*Dataset records*:
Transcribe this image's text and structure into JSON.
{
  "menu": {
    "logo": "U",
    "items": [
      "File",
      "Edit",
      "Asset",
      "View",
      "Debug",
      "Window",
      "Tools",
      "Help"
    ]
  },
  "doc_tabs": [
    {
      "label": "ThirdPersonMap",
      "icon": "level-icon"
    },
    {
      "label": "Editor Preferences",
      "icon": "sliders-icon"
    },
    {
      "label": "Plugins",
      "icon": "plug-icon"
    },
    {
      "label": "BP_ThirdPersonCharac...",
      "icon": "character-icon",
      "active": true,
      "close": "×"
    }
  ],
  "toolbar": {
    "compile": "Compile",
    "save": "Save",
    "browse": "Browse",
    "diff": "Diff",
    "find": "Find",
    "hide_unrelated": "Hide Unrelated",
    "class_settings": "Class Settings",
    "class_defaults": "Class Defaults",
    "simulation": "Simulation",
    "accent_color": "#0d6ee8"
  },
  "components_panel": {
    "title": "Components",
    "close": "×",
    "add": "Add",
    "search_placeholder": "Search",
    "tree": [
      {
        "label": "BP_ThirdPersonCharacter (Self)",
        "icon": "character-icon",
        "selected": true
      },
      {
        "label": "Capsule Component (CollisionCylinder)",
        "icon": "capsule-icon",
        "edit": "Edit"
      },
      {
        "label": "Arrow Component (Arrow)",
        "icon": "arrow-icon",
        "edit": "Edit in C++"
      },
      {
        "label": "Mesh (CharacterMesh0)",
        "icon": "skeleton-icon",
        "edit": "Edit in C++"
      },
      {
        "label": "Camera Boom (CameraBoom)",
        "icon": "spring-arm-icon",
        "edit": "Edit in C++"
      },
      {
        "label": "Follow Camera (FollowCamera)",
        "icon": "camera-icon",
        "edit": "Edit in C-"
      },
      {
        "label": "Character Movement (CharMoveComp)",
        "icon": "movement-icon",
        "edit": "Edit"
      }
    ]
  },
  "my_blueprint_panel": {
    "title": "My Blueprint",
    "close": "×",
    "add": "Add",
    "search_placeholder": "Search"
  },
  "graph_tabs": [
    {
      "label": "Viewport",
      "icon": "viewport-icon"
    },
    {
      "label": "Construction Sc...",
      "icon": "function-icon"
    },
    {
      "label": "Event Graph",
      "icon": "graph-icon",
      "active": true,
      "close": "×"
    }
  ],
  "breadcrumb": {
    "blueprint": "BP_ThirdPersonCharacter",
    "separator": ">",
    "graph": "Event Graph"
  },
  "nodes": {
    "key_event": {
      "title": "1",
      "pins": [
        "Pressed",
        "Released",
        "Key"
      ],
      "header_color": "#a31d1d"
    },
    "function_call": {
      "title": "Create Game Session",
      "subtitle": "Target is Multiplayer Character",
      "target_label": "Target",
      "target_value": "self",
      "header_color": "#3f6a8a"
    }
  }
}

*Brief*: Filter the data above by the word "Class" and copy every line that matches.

*Solution for this task*:
    "class_settings": "Class Settings",
    "class_defaults": "Class Defaults",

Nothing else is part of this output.